Full disclosure, I enjoy most of what David and Goliath author Malcolm Gladwell writes. While there have been some critiques of his newest book, this isn't one of them. Most of those reviews stem from the idea that Gladwell plays too fast and loose with the ideas, but this is his strength. He's not an academic, though he uses their tools. Gladwell is like the architect who dreams up the grand buildings and then passes things on to the engineers to see if they can be built.
David and Goliath is the story about how inherent strengths also have inherent weaknesses. My car seats seven people (strength) but it gets poor gas mileage (weakness). Gladwell pivots from obvious examples like this to the angle of looking at the social sciences and cherry picking ideas that fit within this context, like how your school choice might affect your success.

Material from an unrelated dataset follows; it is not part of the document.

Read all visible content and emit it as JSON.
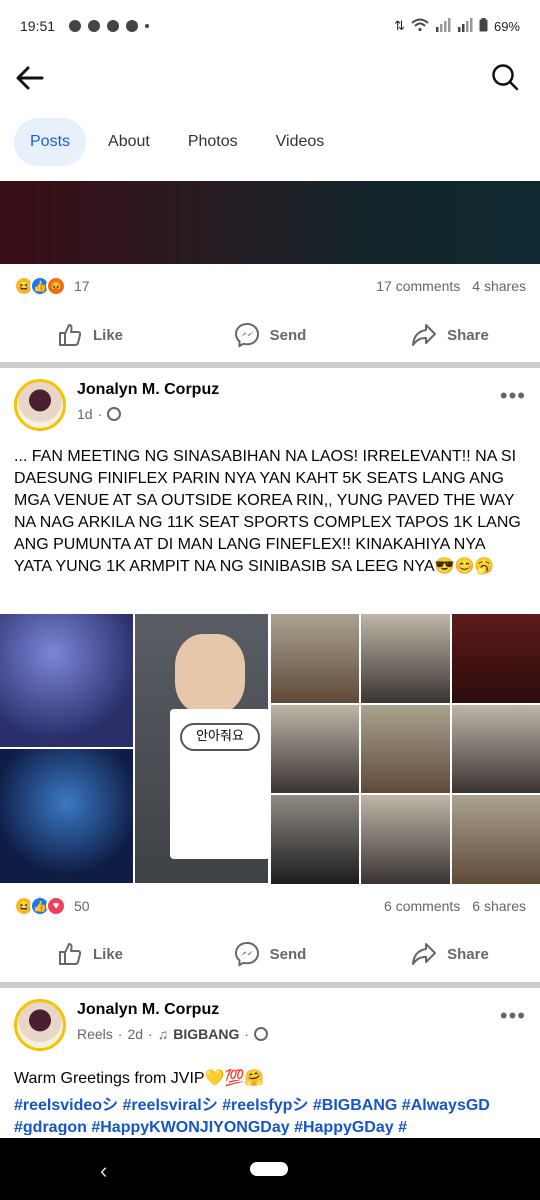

I wrote about the idea of big fish in a little pond at People Smarter Than Me. Gladwell suggests that going to the best school may be a poor choice. For example, most economic professors at elite institutions were once students at elite institutions. John List is one now, but wasn't one as a student. Instead, he got his Ph.D. at the University of Wyoming and taught at the University of Central Florida. Gladwell's suggestion is that being a big fish and spreading your fins helps you grow more than having tasty - intellectual -food to eat. List may have done this well because he was a big fish in a little pond.
Gladwell also shares the idea that maybe 30% of entrepreneurs are dyslexic. His hypothesis is, because this group had so much trouble learning to read, they adapted and built other skills like listening, summarizing, or negotiating. They developed those skills while their peers worked on becoming better readers. When I reading this, I thought about John Saddington's journey and announcement that he's an autist. If our weaknesses force us to build unique strengths, then we can say our successes are driven - in part - by those weaknesses?

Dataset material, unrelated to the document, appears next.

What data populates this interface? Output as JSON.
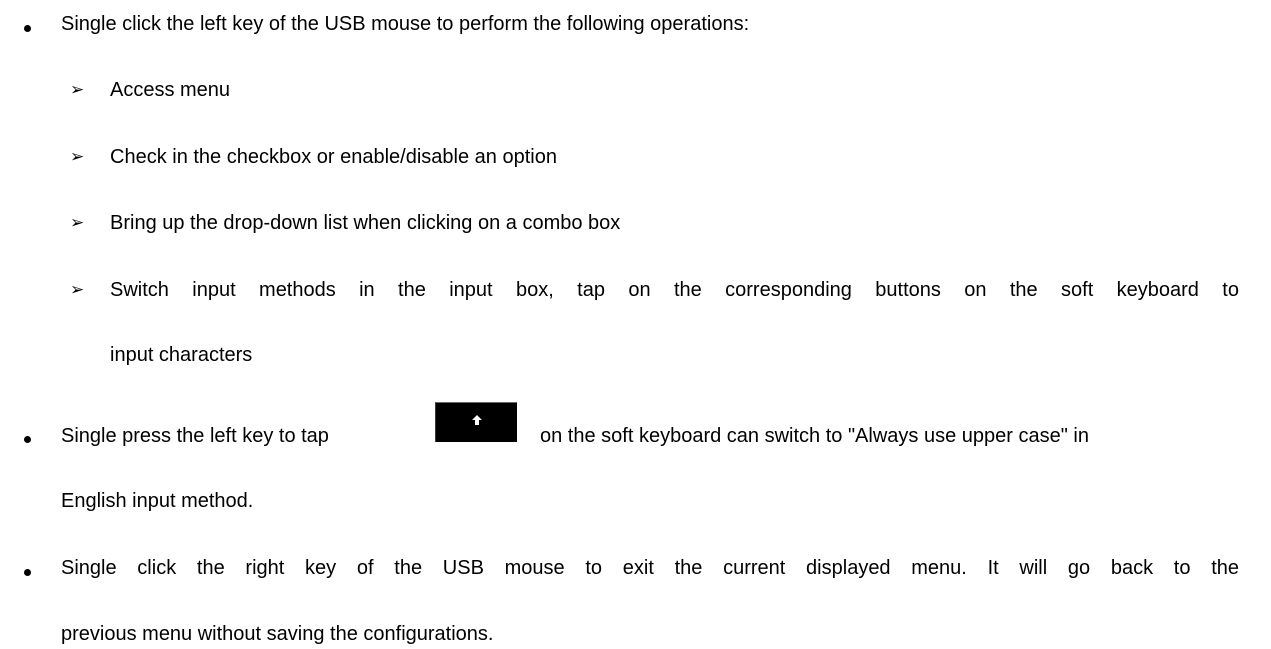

There are many examples like these in the book, the personal ones about specific Hollywood executives and lawyers fit better than the larger ideas like the IRA and civil rights movements and the book tends to deflate a bit in the latter third.
My favorite Gladwell book is still The Tipping Point, which deserves a reread after this. The best part of about reading Gladwell is that he shifts my perspective to one of making connections. After reading his books I want to look and see what else might be related and why.